Northstate Rendering Co Inc.
Anaerobic Digestion of Rendering Waste to Produce CNG Vehicle Fuel
Northstate Rendering Company, Inc. is building an anaerobic digestion facility and biogas upgrading/compression system at their existing rendering facility in Oroville, CA. The facility will produce biogas that will be upgraded to a renewable natural gas (RNG) standard for use as a vehicle fuel for Northstate Rendering’s fleet of delivery trucks. The company will process waste that is often ignored in food production processes: dead dairy cows, slaughterhouse waste, and food processing waste. These materials have significant biogas production potential when anaerobically digested.
To complement the biomethane production facility, an onsite fueling station will feed the RNG to a fleet of 14 trucks used to haul waste products which will be retrofitted with compressed natural gas fueling systems. Any surplus biomethane will be injected into the natural gas pipeline at the facility to supply CNG fueling stations throughout California.

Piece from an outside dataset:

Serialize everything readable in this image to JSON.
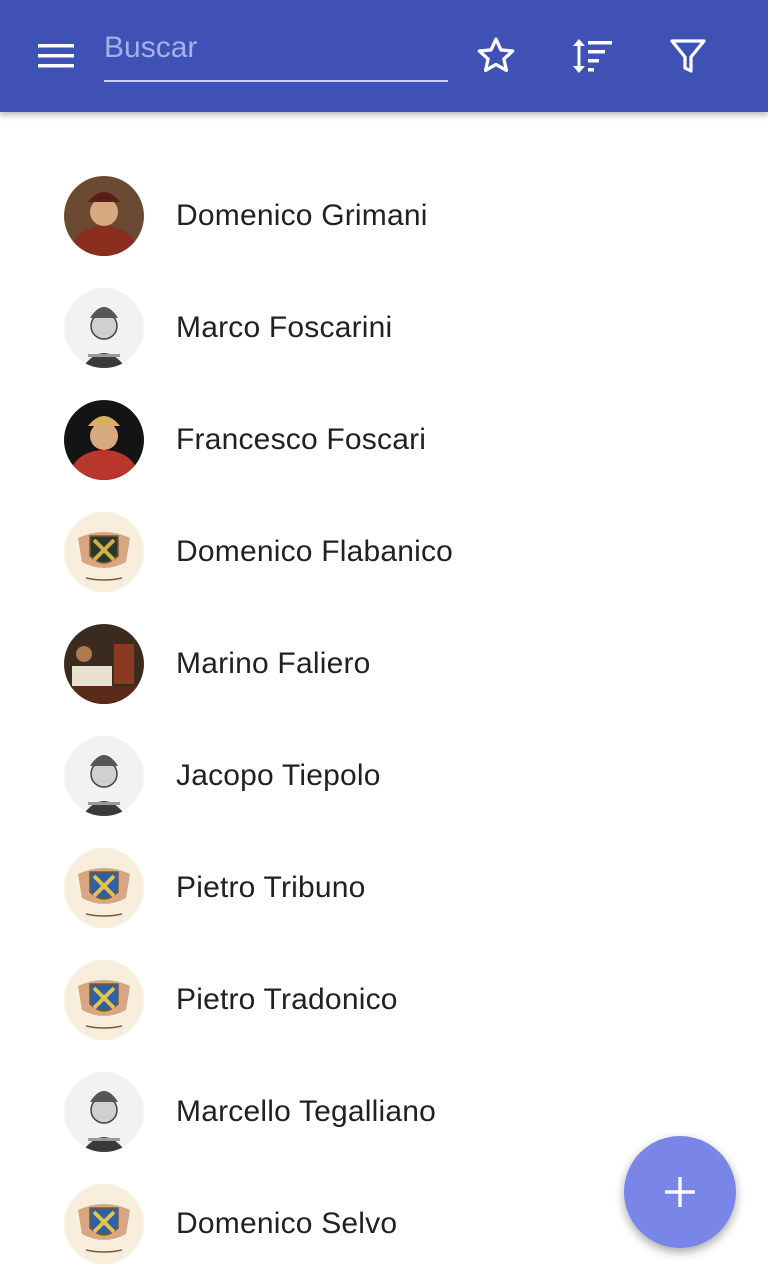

The Energy Commission is providing $5,456,150.
The project team will provide $5,456,150.
Northstate Rendering is the principal applicant and owner of the proposed waste-to-biomethane facility. They operate a fleet of 24 trucks that pick up waste from dairy farms, slaughterhouses, and other businesses.
Biogas Energy Inc. is the general contractor for the anaerobic digester. They’ve built over a dozen anaerobic digesters over the past fifteen years, which use dairy manure, food waste, grease trap waste, animal oils, and more as feedstocks. Biogas Energy built California’s first high-rate dairy digesters at Fiscalini Farms in Modesto, CA, a recipient of a 2009 Energy Commission Public Interest Energy Research Program’s grant.
Key partners include the Butte County Air Quality Management District and Butte County.
This project will result in the creation of 36 permanent jobs and retention of 2 jobs in Butte County where the unemployment rate is 13.4 percent, 38 percent higher than the national average of 9.7 percent. When the facility becomes operational over 370,000 gallons of diesel will be displaced, 15,000 tons of CO2 emissions will be reduced, and the feedstock that would normally end up in the landfill will be used to create a vehicle fuel. This project will promote broader adoption of waste-to-fuel systems by creating an integrated waste-to-vehicle fuel system to produce California-sourced fuel. The biomethane produced will reduce GHG emissions by approximately 80 percent.
Grant Agreement Number: ARV-10-040